After all that food-based fannying around we headed to The Corran and were shown to our room. We were staying in room 4 in the main house and coincidentally were in one of the rooms I was shown around (and loved) when I visited back in the summer. The rooms are utterly lush. They're split into three sections - one for the bathroom, one for the bedroom, and one for the living area. It was such a novelty to be in a hotel room but actually have loads of space, and not have to sit on the bed 100% of the time. We spent the afternoon wandering / clambering up hills around Pendine, and then headed back for dinner. After a prosecco / beer in the bar we ordered our food and wandered through to the restaurant and took our seats. The restaurant is an absolute delight - one wall is floor to ceiling windows so in the summer the light in there is just amazing. In the evening the lights inside against the night sky make for a wonderfully atmospheric dining room. We had decided not to do anything fancy on NYE itself and instead have a nice meal the night before, so we allowed ourselves to indulge with our food choices. I went with roasted squash, hazelnut and parmesan risotto to start and pheasant and duck for main, whereas the other half opted for scallops and then lamb. Everything was cooked to perfection and beautifully presented, and the waiters were all on the top of their game. It was a bit pricey due to the time of year, but I'm pretty sure they usually have a set menu available for the evening.

We also had breakfast twice and afternoon tea once during our stay, both of which were tasty and with plenty of variety (including local options). As it was NYE when we had the afternoon tea they were doing it slightly differently to when I had visited before, and had all the options out on a table for you to help yourself.
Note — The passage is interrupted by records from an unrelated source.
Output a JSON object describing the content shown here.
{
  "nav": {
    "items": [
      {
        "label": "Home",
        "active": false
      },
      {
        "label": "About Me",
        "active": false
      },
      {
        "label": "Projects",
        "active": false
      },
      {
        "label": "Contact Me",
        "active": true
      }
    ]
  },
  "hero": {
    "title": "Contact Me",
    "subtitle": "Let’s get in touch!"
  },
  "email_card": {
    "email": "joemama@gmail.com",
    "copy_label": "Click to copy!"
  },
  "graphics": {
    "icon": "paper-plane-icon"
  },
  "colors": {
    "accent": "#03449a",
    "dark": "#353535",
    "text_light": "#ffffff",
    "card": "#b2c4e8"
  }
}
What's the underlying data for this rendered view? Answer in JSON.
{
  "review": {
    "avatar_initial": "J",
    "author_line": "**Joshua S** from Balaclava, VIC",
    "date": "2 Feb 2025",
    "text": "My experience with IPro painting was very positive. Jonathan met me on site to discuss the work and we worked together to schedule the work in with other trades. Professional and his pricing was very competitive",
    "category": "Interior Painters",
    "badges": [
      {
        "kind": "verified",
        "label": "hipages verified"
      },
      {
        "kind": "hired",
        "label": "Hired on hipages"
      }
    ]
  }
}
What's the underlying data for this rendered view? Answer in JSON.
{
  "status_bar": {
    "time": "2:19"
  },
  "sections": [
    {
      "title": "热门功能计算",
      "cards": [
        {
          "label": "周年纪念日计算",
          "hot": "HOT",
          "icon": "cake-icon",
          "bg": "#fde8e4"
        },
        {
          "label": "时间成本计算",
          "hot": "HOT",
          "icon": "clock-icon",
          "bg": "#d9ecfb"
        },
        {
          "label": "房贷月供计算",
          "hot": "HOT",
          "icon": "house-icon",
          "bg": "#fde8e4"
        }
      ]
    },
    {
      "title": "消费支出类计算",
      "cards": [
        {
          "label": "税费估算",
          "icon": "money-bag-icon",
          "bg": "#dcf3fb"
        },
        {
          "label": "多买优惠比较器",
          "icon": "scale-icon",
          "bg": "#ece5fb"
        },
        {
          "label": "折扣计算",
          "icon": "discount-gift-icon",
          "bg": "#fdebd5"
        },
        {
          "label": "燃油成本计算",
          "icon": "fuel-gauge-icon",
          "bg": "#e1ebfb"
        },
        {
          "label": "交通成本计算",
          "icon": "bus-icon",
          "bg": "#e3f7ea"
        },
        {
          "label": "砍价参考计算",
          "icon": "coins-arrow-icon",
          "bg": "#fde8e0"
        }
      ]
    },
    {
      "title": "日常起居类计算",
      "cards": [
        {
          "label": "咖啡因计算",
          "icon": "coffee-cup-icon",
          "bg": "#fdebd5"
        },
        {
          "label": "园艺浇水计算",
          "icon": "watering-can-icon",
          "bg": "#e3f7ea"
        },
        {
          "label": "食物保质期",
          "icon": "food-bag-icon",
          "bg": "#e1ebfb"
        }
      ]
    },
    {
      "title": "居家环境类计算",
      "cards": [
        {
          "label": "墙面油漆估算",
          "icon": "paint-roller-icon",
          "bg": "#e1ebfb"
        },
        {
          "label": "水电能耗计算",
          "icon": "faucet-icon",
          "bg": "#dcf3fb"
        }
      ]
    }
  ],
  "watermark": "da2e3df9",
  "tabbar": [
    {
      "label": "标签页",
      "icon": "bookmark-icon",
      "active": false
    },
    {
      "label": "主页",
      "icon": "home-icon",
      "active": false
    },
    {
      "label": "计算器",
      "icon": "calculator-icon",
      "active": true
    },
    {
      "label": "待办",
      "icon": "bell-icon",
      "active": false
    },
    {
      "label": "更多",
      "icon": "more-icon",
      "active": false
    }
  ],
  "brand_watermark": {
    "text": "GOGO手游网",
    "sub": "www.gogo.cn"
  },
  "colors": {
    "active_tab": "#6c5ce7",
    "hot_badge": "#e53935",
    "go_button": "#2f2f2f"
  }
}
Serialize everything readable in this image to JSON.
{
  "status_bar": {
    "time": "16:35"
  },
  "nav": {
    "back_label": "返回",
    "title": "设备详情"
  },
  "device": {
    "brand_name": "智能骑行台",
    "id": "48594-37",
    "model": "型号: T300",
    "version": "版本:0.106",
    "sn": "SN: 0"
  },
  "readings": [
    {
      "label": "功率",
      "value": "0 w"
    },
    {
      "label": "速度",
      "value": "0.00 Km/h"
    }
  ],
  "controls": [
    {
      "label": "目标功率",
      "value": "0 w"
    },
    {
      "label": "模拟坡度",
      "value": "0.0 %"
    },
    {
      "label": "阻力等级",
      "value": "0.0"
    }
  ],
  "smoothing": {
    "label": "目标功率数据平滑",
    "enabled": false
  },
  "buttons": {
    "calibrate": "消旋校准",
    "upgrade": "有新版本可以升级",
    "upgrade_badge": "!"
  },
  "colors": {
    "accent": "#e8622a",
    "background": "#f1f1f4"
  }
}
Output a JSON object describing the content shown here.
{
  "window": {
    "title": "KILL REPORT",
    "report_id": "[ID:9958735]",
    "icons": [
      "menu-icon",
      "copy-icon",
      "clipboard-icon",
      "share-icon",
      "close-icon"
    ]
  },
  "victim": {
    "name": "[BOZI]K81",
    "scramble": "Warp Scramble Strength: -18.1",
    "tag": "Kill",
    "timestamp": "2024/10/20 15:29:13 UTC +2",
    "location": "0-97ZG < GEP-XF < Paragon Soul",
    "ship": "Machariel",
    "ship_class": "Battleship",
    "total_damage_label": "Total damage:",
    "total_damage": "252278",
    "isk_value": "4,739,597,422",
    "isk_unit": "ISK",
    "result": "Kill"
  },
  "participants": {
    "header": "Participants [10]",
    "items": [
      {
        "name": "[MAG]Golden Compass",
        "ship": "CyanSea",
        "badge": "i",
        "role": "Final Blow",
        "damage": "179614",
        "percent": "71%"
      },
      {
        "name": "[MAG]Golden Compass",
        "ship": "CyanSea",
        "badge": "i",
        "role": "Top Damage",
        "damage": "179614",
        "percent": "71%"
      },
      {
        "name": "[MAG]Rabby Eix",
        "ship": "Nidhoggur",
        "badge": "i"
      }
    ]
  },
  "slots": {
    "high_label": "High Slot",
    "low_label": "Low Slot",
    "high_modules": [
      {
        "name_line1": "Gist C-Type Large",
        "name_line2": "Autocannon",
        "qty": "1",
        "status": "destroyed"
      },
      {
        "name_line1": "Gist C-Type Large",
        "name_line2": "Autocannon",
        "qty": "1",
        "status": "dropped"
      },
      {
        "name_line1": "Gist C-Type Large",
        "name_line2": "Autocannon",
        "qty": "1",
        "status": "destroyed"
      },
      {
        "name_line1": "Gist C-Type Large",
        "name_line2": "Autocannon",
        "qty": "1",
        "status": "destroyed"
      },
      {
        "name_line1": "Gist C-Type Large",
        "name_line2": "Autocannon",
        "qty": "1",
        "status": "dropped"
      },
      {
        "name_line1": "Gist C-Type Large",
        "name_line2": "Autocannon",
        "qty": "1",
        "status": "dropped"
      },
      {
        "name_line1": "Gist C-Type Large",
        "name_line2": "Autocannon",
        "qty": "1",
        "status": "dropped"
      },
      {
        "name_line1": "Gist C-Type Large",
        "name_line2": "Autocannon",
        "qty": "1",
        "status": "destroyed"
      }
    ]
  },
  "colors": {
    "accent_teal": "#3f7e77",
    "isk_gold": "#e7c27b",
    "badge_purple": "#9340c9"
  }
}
Although I was initially dubious about this it actually worked really well as it meant I could scoff as much food as I liked without everyone knowing that I had asked for seconds and thirds and fourths.

The Corran is going to make its way into my top five hotels. It's such a relaxing environment, the staff are all totally professional and it's in such a beautiful area. The food we had was all interesting and delicious and I didn't eat anything I wouldn't eat again. The whole trip was full of well-chosen food options (thanks me!) and, in fact, I think I might just repeat the exact trip again in the future.

On our way home I scoffed my scotch egg from the market and the butcher hadn't lied, it was totally lush.